Former U.S. ambassador to Canada Gordon Giffin, who was appointed to the role by U.S. President Bill Clinton and served in the post from 1997 to 2001, said the things that are being done in current circumstances are not representative of the relationship as a whole.
“I think the relationship is reasonably solid,” he said, noting though that the U.S. is still without an ambassador in Ottawa who could help prevent some issues in the relationship from coming to the surface.
“When we get our new ambassador there, that’ll help.”
Aldona Wos has been named the U.S.’s next ambassador to Canada, but she has yet to be confirmed to the post by the U.S. Senate. Previous ambassador Kelly Craft left the role last fall to become the U.S. ambassador to the United Nations.
Canada a casualty of U.S.’s underprepared pandemic response, says former ambassador
“[At one point] I was with President Obama in the White House,” recalled Mr. Heyman, “and he said, ‘Do you know what keeps me up at night?’ He said: ‘a global pandemic.’”
“That’s not what I expected, but I will never forget that conversation. I especially won’t forget it now,” the former diplomat said.
Mr. Heyman said the current U.S. president “lost precious time” to curb the virus with an international partnership when he didn’t take the threat of the virus as seriously as he should have when his intelligence advisers first alerted him to the threat.
Earlier this week, The New York Times reported that U.S. officials had warned senior Trump administration officials in January that the pandemic could put millions of Americans at risk.
“Had [Mr. Trump] done the work in advance then we would have had plenty of masks to go around for all the people who needed it, on both sides of our border,” Mr. Heyman said.
Along with the lack of preparedness, Mr. Robertson said, Canada has also been a casualty of Mr. Trump’s America First policies, adding that he didn’t think any previous U.S. president would threaten to withhold the masks from Canada.
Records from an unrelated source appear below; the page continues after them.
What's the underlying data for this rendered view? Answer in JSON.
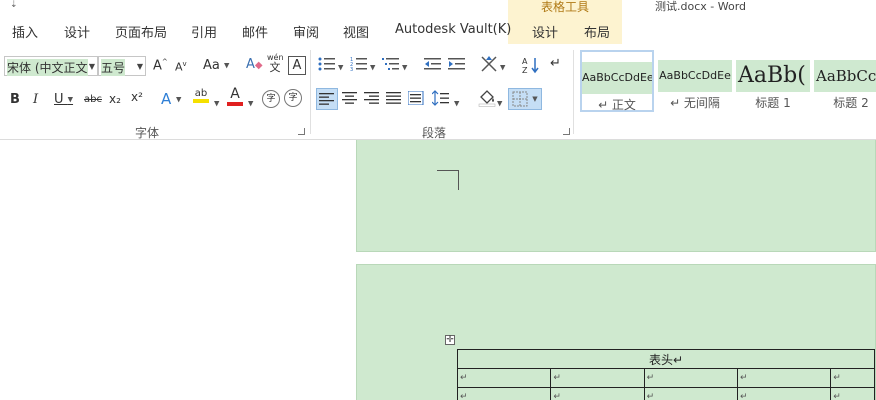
{
  "title_bar": {
    "quick_access_arrow": "⇣",
    "contextual_label": "表格工具",
    "document_title": "测试.docx - Word"
  },
  "tabs": [
    "插入",
    "设计",
    "页面布局",
    "引用",
    "邮件",
    "审阅",
    "视图",
    "Autodesk Vault(K)",
    "设计",
    "布局"
  ],
  "font_group": {
    "font_name": "宋体 (中文正文",
    "font_size": "五号",
    "grow_font": "A",
    "shrink_font": "A",
    "change_case": "Aa",
    "clear_format_icon": "A",
    "phonetic_top": "wén",
    "phonetic_bottom": "文",
    "char_border": "A",
    "bold": "B",
    "italic": "I",
    "underline": "U",
    "strikethrough": "abc",
    "subscript": "x₂",
    "superscript": "x²",
    "text_effect": "A",
    "highlight": "ab",
    "font_color": "A",
    "enclosed_char": "字",
    "label": "字体"
  },
  "paragraph_group": {
    "label": "段落"
  },
  "styles": [
    {
      "sample": "AaBbCcDdEe",
      "name": "↵ 正文"
    },
    {
      "sample": "AaBbCcDdEe",
      "name": "↵ 无间隔"
    },
    {
      "sample": "AaBb(",
      "name": "标题 1"
    },
    {
      "sample": "AaBbCc",
      "name": "标题 2"
    }
  ],
  "document": {
    "table_header": "表头↵",
    "cell_mark": "↵",
    "table_move_handle": "✛"
  },
  "colors": {
    "page_background": "#cfe9cf",
    "highlight_yellow": "#f5e000",
    "font_color_red": "#e02020",
    "contextual_tab": "#fdf3d0"
  }
}
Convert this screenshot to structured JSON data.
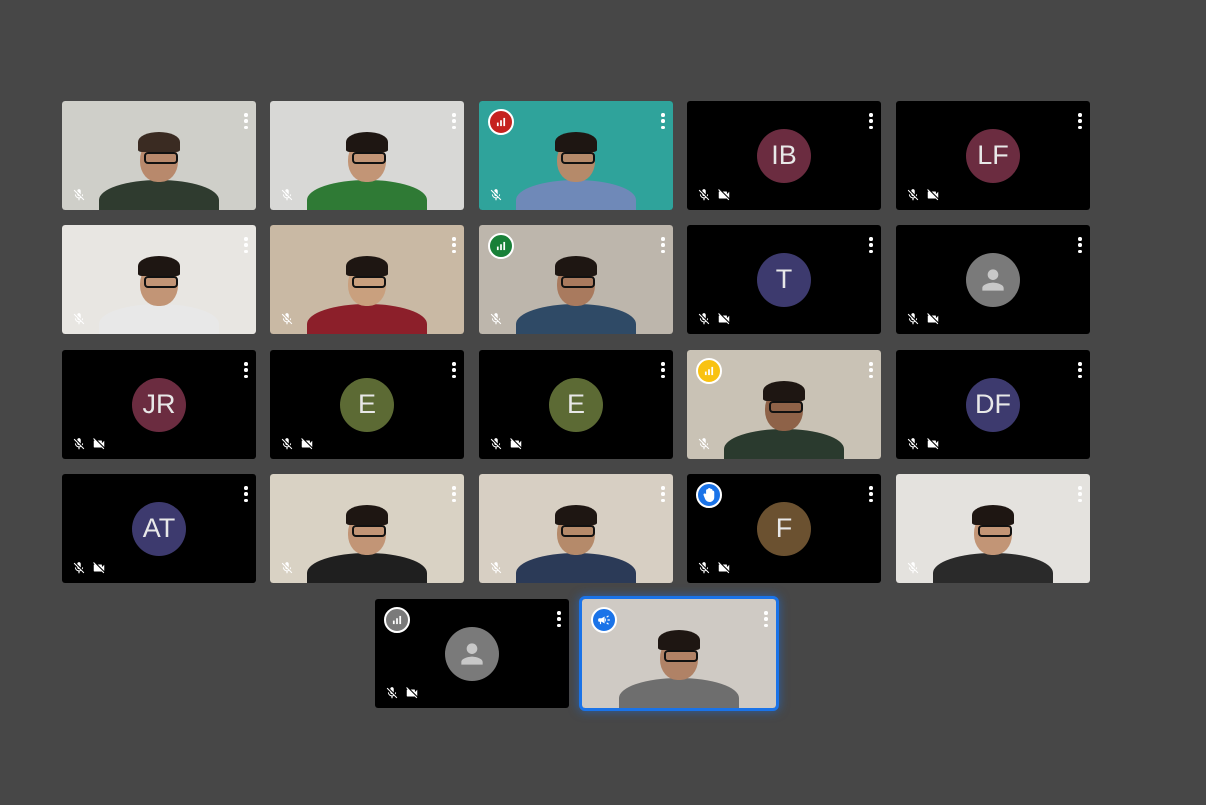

“It doesn’t matter what administration—Carter, Ford, Nixon, Clinton, Regan—they all saw the value of alliances and the importance of keeping the allies a part of the alliance,” he said. “Trump just doesn’t recognize that.”